***** Source data

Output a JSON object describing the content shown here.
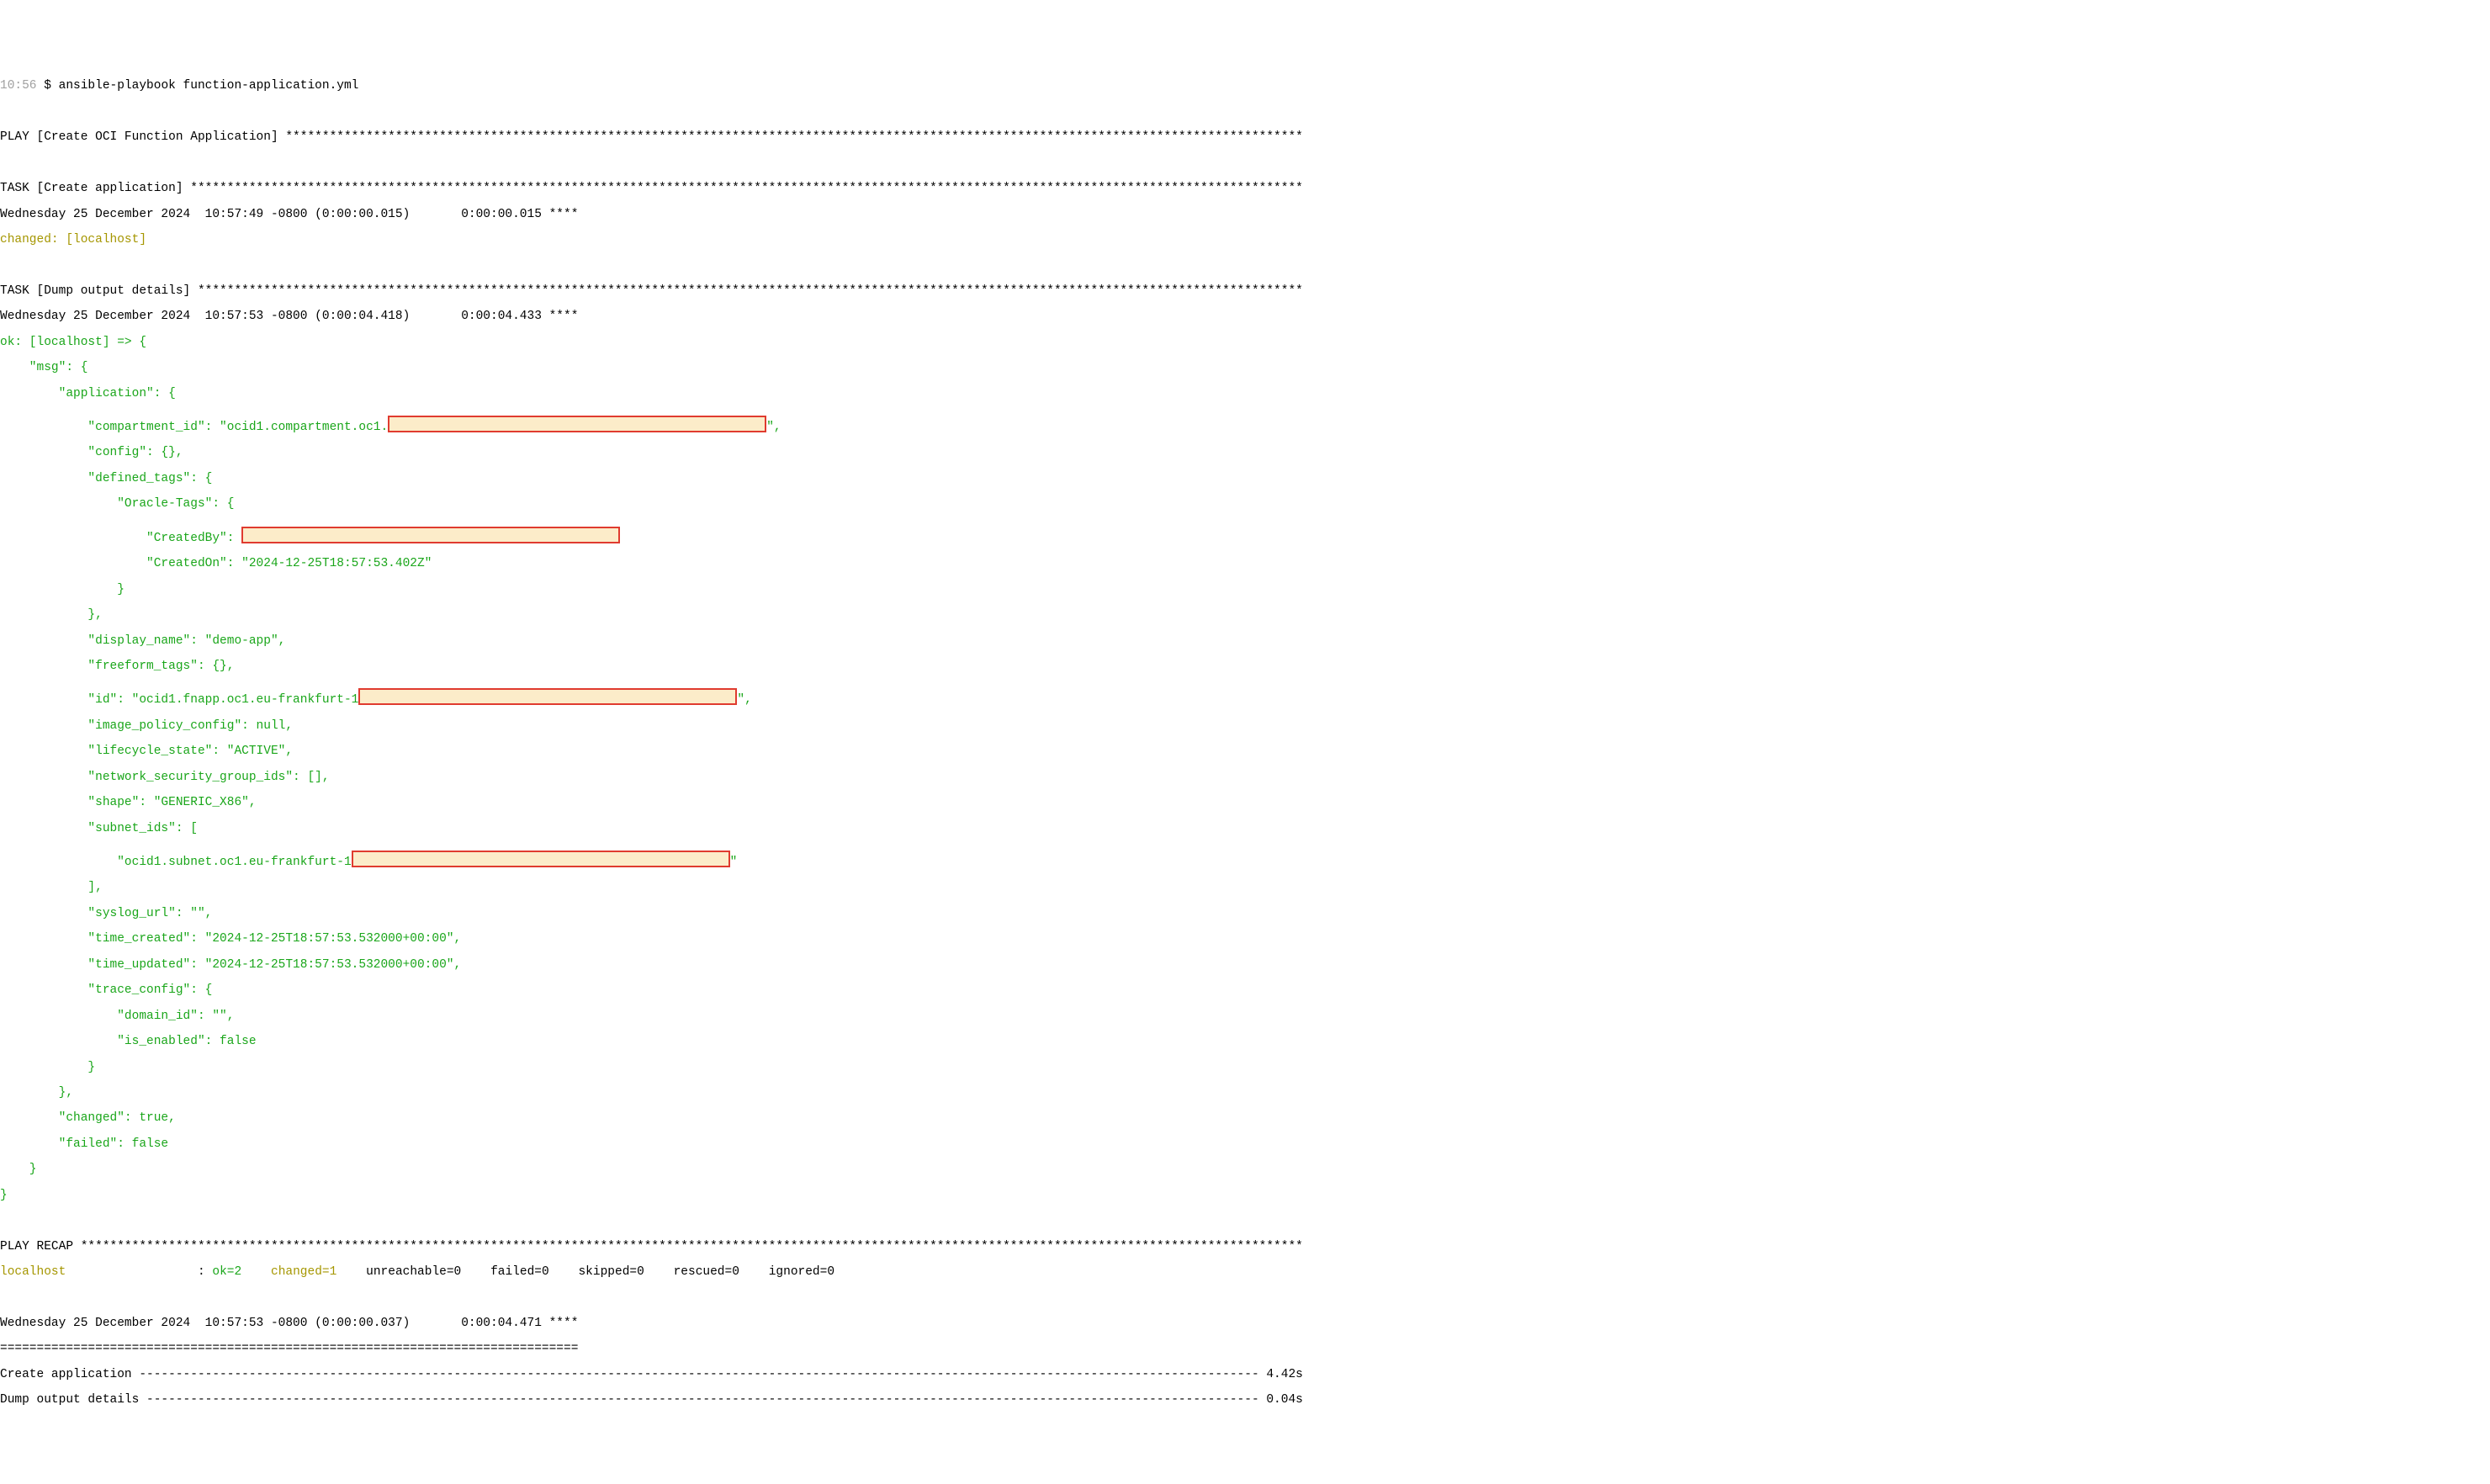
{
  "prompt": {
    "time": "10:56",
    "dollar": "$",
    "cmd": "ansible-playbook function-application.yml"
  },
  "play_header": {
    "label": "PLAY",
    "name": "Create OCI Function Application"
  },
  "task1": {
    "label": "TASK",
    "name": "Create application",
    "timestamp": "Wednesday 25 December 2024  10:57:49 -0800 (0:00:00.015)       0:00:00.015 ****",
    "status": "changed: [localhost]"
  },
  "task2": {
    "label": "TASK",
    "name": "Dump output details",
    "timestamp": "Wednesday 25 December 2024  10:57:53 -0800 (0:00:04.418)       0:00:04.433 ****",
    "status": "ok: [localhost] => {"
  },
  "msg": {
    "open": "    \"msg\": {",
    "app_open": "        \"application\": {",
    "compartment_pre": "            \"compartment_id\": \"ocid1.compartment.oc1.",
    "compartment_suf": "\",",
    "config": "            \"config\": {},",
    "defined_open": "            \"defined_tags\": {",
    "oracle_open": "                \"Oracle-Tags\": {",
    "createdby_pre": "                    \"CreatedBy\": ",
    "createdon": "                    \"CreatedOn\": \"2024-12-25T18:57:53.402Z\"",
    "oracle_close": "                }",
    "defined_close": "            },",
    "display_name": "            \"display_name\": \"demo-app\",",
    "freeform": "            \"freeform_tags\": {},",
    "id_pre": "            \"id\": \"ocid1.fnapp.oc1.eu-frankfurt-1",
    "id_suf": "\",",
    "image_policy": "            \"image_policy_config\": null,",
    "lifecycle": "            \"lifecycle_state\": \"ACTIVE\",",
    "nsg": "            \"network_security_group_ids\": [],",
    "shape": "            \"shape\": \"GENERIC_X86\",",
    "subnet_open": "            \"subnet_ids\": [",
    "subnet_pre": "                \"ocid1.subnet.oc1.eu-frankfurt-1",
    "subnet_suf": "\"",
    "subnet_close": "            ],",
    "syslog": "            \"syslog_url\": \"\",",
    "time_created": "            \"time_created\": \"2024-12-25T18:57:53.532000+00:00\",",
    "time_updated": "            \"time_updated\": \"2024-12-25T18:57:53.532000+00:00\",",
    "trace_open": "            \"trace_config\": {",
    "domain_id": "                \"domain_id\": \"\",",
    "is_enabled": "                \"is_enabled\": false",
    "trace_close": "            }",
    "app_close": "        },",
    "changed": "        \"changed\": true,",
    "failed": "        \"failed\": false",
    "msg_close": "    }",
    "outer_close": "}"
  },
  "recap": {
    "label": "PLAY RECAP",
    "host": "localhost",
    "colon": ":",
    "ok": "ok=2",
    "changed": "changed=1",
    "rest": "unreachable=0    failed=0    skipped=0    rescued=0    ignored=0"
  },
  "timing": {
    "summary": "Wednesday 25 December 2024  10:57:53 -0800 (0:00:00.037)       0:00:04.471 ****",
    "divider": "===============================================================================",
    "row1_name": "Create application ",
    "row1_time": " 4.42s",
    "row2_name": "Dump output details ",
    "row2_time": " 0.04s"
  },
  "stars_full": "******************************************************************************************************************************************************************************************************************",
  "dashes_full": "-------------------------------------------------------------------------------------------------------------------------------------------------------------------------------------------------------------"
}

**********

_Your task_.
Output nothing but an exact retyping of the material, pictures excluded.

_Solution_.
Output a JSON object describing the content shown here.
{
  "prompt": {
    "time": "10:56",
    "dollar": "$",
    "cmd": "ansible-playbook function-application.yml"
  },
  "play_header": {
    "label": "PLAY",
    "name": "Create OCI Function Application"
  },
  "task1": {
    "label": "TASK",
    "name": "Create application",
    "timestamp": "Wednesday 25 December 2024  10:57:49 -0800 (0:00:00.015)       0:00:00.015 ****",
    "status": "changed: [localhost]"
  },
  "task2": {
    "label": "TASK",
    "name": "Dump output details",
    "timestamp": "Wednesday 25 December 2024  10:57:53 -0800 (0:00:04.418)       0:00:04.433 ****",
    "status": "ok: [localhost] => {"
  },
  "msg": {
    "open": "    \"msg\": {",
    "app_open": "        \"application\": {",
    "compartment_pre": "            \"compartment_id\": \"ocid1.compartment.oc1.",
    "compartment_suf": "\",",
    "config": "            \"config\": {},",
    "defined_open": "            \"defined_tags\": {",
    "oracle_open": "                \"Oracle-Tags\": {",
    "createdby_pre": "                    \"CreatedBy\": ",
    "createdon": "                    \"CreatedOn\": \"2024-12-25T18:57:53.402Z\"",
    "oracle_close": "                }",
    "defined_close": "            },",
    "display_name": "            \"display_name\": \"demo-app\",",
    "freeform": "            \"freeform_tags\": {},",
    "id_pre": "            \"id\": \"ocid1.fnapp.oc1.eu-frankfurt-1",
    "id_suf": "\",",
    "image_policy": "            \"image_policy_config\": null,",
    "lifecycle": "            \"lifecycle_state\": \"ACTIVE\",",
    "nsg": "            \"network_security_group_ids\": [],",
    "shape": "            \"shape\": \"GENERIC_X86\",",
    "subnet_open": "            \"subnet_ids\": [",
    "subnet_pre": "                \"ocid1.subnet.oc1.eu-frankfurt-1",
    "subnet_suf": "\"",
    "subnet_close": "            ],",
    "syslog": "            \"syslog_url\": \"\",",
    "time_created": "            \"time_created\": \"2024-12-25T18:57:53.532000+00:00\",",
    "time_updated": "            \"time_updated\": \"2024-12-25T18:57:53.532000+00:00\",",
    "trace_open": "            \"trace_config\": {",
    "domain_id": "                \"domain_id\": \"\",",
    "is_enabled": "                \"is_enabled\": false",
    "trace_close": "            }",
    "app_close": "        },",
    "changed": "        \"changed\": true,",
    "failed": "        \"failed\": false",
    "msg_close": "    }",
    "outer_close": "}"
  },
  "recap": {
    "label": "PLAY RECAP",
    "host": "localhost",
    "colon": ":",
    "ok": "ok=2",
    "changed": "changed=1",
    "rest": "unreachable=0    failed=0    skipped=0    rescued=0    ignored=0"
  },
  "timing": {
    "summary": "Wednesday 25 December 2024  10:57:53 -0800 (0:00:00.037)       0:00:04.471 ****",
    "divider": "===============================================================================",
    "row1_name": "Create application ",
    "row1_time": " 4.42s",
    "row2_name": "Dump output details ",
    "row2_time": " 0.04s"
  },
  "stars_full": "******************************************************************************************************************************************************************************************************************",
  "dashes_full": "-------------------------------------------------------------------------------------------------------------------------------------------------------------------------------------------------------------"
}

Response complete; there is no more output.